 Zimbabwe (ZIM)   2 1 2 3
 Yugoslavia (YUG)   14 21 13 1 12 11 15 7 14 5 10 11
Nations 0 8 2 8 14 14 14 19 13 24 27 33 25 33 27 29 35 31 25 30 38 45 45 51 55 60 58 92
Rowers 0 108 44 81 186 136 182 245 153 313 310 404 242 410 330 353 440 593 470 447 592 627 608 547 557 555 550 547 10,030
Year 24 28 32 36 48 52 56 60 64 68 72 76 80 84 88 92 94 98 02 06 10 14 27

Venues[edit]

See also[edit]
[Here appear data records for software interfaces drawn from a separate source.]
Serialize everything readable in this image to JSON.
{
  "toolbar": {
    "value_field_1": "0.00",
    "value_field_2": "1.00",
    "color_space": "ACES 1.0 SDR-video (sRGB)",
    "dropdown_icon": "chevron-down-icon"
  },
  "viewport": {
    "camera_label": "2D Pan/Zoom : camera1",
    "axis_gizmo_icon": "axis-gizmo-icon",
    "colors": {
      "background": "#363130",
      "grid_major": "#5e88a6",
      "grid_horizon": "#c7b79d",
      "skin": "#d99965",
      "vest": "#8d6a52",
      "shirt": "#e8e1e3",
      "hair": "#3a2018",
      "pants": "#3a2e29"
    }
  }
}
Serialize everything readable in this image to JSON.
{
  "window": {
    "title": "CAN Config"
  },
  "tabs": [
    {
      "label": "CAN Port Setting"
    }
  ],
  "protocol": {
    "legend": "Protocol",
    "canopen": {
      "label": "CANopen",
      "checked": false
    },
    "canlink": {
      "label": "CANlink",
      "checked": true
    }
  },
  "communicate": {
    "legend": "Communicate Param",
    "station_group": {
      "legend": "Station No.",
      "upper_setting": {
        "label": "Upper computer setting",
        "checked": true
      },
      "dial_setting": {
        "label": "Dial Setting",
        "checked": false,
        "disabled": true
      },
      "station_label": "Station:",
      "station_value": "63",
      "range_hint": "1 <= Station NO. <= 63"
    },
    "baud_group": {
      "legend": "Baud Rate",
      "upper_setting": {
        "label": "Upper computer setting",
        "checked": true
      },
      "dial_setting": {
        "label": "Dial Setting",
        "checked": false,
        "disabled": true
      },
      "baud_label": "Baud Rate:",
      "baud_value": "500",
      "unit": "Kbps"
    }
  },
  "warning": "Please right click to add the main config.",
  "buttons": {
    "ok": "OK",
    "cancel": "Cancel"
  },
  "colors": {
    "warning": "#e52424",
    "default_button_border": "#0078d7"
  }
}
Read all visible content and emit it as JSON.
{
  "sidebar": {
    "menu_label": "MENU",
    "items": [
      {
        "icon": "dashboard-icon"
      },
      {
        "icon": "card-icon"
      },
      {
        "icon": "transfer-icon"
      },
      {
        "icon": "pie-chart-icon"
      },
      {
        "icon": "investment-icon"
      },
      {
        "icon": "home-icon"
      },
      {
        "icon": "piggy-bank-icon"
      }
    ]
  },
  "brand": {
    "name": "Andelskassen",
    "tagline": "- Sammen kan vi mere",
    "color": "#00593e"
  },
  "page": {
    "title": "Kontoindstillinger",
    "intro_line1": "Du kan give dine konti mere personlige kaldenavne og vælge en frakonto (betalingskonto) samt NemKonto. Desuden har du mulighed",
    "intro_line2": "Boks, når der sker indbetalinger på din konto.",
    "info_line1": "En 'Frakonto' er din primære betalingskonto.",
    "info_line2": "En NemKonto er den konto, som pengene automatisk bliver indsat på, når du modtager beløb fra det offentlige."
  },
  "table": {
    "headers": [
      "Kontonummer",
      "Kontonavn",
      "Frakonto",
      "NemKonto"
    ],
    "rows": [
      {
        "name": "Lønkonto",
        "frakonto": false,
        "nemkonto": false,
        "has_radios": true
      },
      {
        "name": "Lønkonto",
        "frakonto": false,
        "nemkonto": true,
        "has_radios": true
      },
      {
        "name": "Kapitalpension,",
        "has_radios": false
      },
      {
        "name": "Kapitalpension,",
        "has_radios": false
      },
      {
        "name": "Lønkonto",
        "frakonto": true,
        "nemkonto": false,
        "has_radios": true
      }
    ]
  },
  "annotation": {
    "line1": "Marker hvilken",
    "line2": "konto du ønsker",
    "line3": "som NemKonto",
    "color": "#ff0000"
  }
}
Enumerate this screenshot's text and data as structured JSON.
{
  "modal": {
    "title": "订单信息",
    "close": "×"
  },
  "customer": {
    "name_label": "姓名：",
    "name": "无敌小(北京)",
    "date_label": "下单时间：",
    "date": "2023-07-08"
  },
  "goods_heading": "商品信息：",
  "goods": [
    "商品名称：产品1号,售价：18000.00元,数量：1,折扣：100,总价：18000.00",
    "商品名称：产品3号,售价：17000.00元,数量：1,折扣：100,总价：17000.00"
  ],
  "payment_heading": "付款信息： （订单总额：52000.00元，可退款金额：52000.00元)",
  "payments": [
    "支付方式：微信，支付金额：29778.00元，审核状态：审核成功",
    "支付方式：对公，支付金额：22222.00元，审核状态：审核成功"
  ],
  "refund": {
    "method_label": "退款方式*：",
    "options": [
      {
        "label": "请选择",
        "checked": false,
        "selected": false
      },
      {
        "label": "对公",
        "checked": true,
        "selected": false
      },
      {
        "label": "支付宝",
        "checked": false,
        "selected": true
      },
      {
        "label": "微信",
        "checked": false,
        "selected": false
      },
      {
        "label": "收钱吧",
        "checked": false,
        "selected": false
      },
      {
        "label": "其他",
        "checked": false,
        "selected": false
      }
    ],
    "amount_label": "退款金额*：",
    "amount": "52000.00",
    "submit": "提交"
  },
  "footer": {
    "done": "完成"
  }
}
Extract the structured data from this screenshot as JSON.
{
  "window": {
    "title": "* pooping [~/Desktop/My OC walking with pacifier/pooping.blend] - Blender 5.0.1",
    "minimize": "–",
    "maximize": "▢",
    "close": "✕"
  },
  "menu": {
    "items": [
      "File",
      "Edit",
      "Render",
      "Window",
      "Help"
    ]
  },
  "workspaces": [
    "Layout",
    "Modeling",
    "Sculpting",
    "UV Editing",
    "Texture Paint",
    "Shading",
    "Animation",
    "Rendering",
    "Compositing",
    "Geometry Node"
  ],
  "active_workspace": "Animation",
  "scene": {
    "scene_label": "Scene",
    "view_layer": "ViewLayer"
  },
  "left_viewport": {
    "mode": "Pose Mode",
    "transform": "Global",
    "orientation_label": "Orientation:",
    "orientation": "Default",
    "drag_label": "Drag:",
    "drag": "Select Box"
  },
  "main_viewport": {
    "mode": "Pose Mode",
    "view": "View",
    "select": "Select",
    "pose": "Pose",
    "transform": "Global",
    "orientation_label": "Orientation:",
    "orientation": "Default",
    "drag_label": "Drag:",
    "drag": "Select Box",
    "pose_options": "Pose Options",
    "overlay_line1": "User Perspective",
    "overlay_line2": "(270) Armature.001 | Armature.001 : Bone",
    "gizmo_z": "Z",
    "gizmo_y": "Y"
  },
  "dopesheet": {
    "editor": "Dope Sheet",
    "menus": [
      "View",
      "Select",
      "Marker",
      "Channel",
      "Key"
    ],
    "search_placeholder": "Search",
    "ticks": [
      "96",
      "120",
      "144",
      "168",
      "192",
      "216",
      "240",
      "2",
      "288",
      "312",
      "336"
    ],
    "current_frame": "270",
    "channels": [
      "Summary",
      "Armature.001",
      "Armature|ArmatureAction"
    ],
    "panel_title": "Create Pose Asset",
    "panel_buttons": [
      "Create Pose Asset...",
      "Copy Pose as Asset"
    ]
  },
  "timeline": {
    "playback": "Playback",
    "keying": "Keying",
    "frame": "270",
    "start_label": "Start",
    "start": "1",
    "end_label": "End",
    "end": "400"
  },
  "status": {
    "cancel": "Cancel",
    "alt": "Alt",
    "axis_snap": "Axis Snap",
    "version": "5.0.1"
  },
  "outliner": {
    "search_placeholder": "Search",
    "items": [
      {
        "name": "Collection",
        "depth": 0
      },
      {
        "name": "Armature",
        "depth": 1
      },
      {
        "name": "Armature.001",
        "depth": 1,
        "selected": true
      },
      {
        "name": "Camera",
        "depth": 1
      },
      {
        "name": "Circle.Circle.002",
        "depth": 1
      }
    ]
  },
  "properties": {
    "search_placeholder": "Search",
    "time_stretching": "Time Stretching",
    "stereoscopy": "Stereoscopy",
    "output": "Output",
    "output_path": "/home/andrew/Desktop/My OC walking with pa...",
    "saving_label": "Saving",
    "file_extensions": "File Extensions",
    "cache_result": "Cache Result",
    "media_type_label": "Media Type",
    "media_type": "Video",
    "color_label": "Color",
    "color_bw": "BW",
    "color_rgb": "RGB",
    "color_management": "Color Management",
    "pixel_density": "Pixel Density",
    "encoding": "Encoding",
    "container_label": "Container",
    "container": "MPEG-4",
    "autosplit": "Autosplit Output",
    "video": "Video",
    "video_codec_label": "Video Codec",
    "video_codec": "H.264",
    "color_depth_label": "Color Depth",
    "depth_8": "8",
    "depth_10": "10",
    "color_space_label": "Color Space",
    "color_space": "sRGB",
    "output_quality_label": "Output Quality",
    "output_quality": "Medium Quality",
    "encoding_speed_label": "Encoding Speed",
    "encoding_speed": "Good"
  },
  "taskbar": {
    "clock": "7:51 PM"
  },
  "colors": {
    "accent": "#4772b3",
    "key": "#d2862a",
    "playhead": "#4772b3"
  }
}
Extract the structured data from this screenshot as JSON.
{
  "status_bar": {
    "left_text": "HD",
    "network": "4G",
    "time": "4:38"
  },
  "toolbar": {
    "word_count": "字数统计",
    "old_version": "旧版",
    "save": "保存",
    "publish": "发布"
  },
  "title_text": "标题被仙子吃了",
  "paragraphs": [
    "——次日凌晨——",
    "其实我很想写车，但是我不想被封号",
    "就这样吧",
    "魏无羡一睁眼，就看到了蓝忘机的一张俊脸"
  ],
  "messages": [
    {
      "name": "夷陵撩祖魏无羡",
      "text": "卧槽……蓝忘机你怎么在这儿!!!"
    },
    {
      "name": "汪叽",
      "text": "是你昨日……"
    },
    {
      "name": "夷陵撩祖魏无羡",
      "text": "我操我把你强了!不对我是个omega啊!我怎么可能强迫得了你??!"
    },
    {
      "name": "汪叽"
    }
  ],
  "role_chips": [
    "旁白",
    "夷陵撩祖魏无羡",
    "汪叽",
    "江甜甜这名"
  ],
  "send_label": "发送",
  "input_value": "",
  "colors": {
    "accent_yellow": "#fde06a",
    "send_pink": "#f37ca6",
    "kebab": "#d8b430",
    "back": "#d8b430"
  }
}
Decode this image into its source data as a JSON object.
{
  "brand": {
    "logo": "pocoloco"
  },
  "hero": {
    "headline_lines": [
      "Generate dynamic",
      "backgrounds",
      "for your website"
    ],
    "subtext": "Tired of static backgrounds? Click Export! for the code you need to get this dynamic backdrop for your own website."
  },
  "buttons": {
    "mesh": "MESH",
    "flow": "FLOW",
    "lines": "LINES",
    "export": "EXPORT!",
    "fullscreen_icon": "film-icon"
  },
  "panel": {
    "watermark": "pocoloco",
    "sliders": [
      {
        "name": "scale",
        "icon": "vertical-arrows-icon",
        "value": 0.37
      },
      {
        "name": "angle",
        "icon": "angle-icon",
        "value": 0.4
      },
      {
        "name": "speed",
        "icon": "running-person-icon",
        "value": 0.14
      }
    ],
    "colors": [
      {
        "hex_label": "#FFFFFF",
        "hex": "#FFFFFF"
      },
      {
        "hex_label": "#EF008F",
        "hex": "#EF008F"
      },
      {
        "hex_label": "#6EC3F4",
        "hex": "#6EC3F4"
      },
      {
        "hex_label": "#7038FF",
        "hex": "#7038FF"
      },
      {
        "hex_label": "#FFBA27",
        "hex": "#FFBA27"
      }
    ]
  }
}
References[edit]

  1. ^ "History of Rowing at the Olympic Games" (PDF). IOC. March 2015. Retrieved 15 March 2016. 
  2. ^ "Feature: the impact of Olympic inclusion on women's rowing". World Rowing. 12 June 2013. Retrieved 19 April 2015. 
  3. ^ An "inrigger" is a boat with oarlocks attached directly on the gunwale.
  4. ^ "Women in rowing". World Rowing. 23 February 2015. Retrieved 19 April 2015. 

External links[edit]